“I chose Blow-Up on my ballot because it’s one of the most indelible films I’ve ever seen. To be miserably frank, I’ve seen it all the way through only twice, once in 2008 and again just this week (meaning I’ve seen dreck like Superman III and The Waterboy more than I’ve seen Blow-Up). However, if I can indulge in a little solipsism, Antonioni’s film immediately grafted itself onto my DNA, inspiring a short film script, a novella, and a screenplay of my own. It packs a whole helluva lot of vital energy into its obsessive dream fugue.”

~ Philip Tatler IV
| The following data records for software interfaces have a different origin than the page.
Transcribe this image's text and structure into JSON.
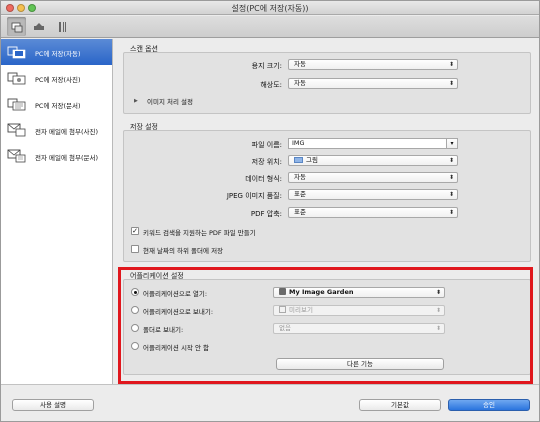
{
  "window": {
    "title": "설정(PC에 저장(자동))"
  },
  "sidebar": {
    "items": [
      {
        "label": "PC에 저장(자동)",
        "icon": "save-to-pc-icon",
        "selected": true
      },
      {
        "label": "PC에 저장(사진)",
        "icon": "save-photo-icon",
        "selected": false
      },
      {
        "label": "PC에 저장(문서)",
        "icon": "save-document-icon",
        "selected": false
      },
      {
        "label": "전자 메일에 첨부(사진)",
        "icon": "email-photo-icon",
        "selected": false
      },
      {
        "label": "전자 메일에 첨부(문서)",
        "icon": "email-document-icon",
        "selected": false
      }
    ]
  },
  "scan_options": {
    "title": "스캔 옵션",
    "paper_size_label": "용지 크기:",
    "paper_size_value": "자동",
    "resolution_label": "해상도:",
    "resolution_value": "자동",
    "image_processing_label": "이미지 처리 설정"
  },
  "save_settings": {
    "title": "저장 설정",
    "file_name_label": "파일 이름:",
    "file_name_value": "IMG",
    "save_in_label": "저장 위치:",
    "save_in_value": "그림",
    "data_format_label": "데이터 형식:",
    "data_format_value": "자동",
    "jpeg_quality_label": "JPEG 이미지 품질:",
    "jpeg_quality_value": "표준",
    "pdf_compression_label": "PDF 압축:",
    "pdf_compression_value": "표준",
    "keyword_checkbox_label": "키워드 검색을 지원하는 PDF 파일 만들기",
    "keyword_checked": true,
    "subfolder_checkbox_label": "현재 날짜의 하위 폴더에 저장",
    "subfolder_checked": false
  },
  "app_settings": {
    "title": "어플리케이션 설정",
    "open_with_label": "어플리케이션으로 열기:",
    "open_with_value": "My Image Garden",
    "send_to_app_label": "어플리케이션으로 보내기:",
    "send_to_app_value": "미리보기",
    "send_to_folder_label": "폴더로 보내기:",
    "send_to_folder_value": "없음",
    "do_not_start_label": "어플리케이션 시작 안 함",
    "more_functions_label": "다른 기능",
    "selected_option": "open_with"
  },
  "footer": {
    "instructions_label": "사용 설명",
    "defaults_label": "기본값",
    "ok_label": "승인"
  },
  "colors": {
    "highlight": "#e0171d",
    "selection": "#2a65c8",
    "default_button": "#2a74de"
  }
}
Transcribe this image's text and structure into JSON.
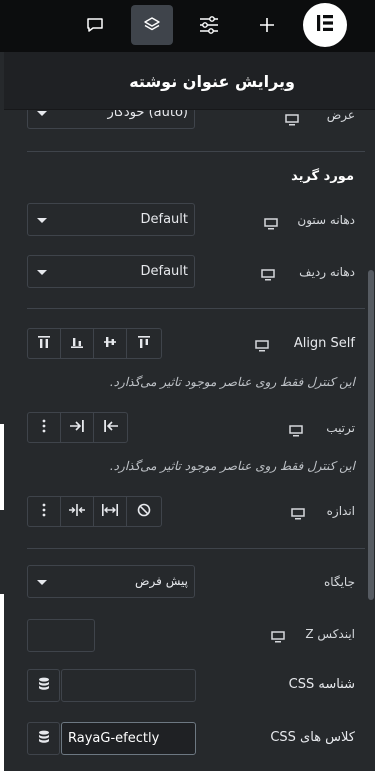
{
  "topbar": {
    "icons": [
      "comment-icon",
      "layers-icon",
      "sliders-icon",
      "plus-icon",
      "elementor-logo-icon"
    ]
  },
  "header": {
    "title": "ویرایش عنوان نوشته"
  },
  "cutoff": {
    "label": "عرض",
    "value": "خودکار (auto)"
  },
  "grid_item": {
    "title": "مورد گرید",
    "column_gap_label": "دهانه ستون",
    "column_gap_value": "Default",
    "row_gap_label": "دهانه ردیف",
    "row_gap_value": "Default"
  },
  "align_self": {
    "label": "Align Self",
    "note": "این کنترل فقط روی عناصر موجود تاثیر می‌گذارد."
  },
  "order": {
    "label": "ترتیب",
    "note": "این کنترل فقط روی عناصر موجود تاثیر می‌گذارد."
  },
  "size": {
    "label": "اندازه"
  },
  "position": {
    "label": "جایگاه",
    "value": "پیش فرض"
  },
  "z_index": {
    "label": "ایندکس Z",
    "value": ""
  },
  "css_id": {
    "label": "شناسه CSS",
    "value": ""
  },
  "css_classes": {
    "label": "کلاس های CSS",
    "value": "RayaG-efectly"
  },
  "colors": {
    "panel": "#26292c",
    "topbar": "#0c0d0e",
    "border": "#3f444b",
    "text": "#e7e9ed"
  }
}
Principal cast: David Hemmings, Vanessa Redgrave, Sarah Miles, John Castle, Jane Birkin, Gillian Hills, Peter Bowles, Verushka, Julio Cortazar (uncredited)
Special uncredited appearance by The Yardbirds (Jimmy Page, Jeff Beck, Keith Reif, Jim McCarty)
Screenplay by Michelangelo Antonioni and Tonino Guerra
Story by Michelangelo Antonioni
English dialogue by Edward Bond
Based on the short story “Las Babas del Diablo” by Julio Cortazar
Produced by: Carlo Ponti
Executive producer: Pierre Rouve
Cinematography by Carlo di Palma
Art direction by Assheton Gorton
Costume design by Jocelyn Rickards
Original music by Herbie Hancock
Makeup artist Paul Rabiger
Hair stylist Stephanie Kaye
Sound by Robin Gregory (sound recordist), Mike Le Mare (sound editor)
Photographic murals by John Cowan
Film editing by Frank Clarke (uncredited)
Additional English-language dialogue by Piers Haggard (uncredited)

United Kingdom
Duration: 111 minutes
Languages: English
Filmed in color
Sound mix: mono
Cinematographic process: spherical
Aspect ratio: 1.85:1
Printed film format: 35mm

Produced by Metro-Goldwyn-Mayer
Released in USA by Premier Productions
Premiered in New York City on December 18, 1966

Awards and honors:
- Selected as one of Roger Ebert’s “Great Movies,” November 8, 1998
- Cannes Film Festival, 1967: Palme d’Or (winner)
- Academy Awards (USA), 1967: Best Director – Michelangelo Antonioni (nominated)
- Academy Awards (USA), 1967: Best Writing, Story and Screenplay – Michelangelo Antonioni, Tonino Guerra, Edward Bond (nominee)
- BAFTA Film Awards, 1968: Best British Film (nominee)
- BAFTA Film Awards, 1968: Best British Cinematography, Color – Carlo Di Palma (nominated)
- BAFTA Film Awards, 1968: Best British Art Direction, Color – Assheton Gorton (nominated)
- Golden Globes, 1967: Best English-Language Foreign Film (nominated)
- NYFCC Awards, 1966: Best Film (winner)
- NYFCC Awards, 1966: Best Director – Michelangelo Antonioni (winner)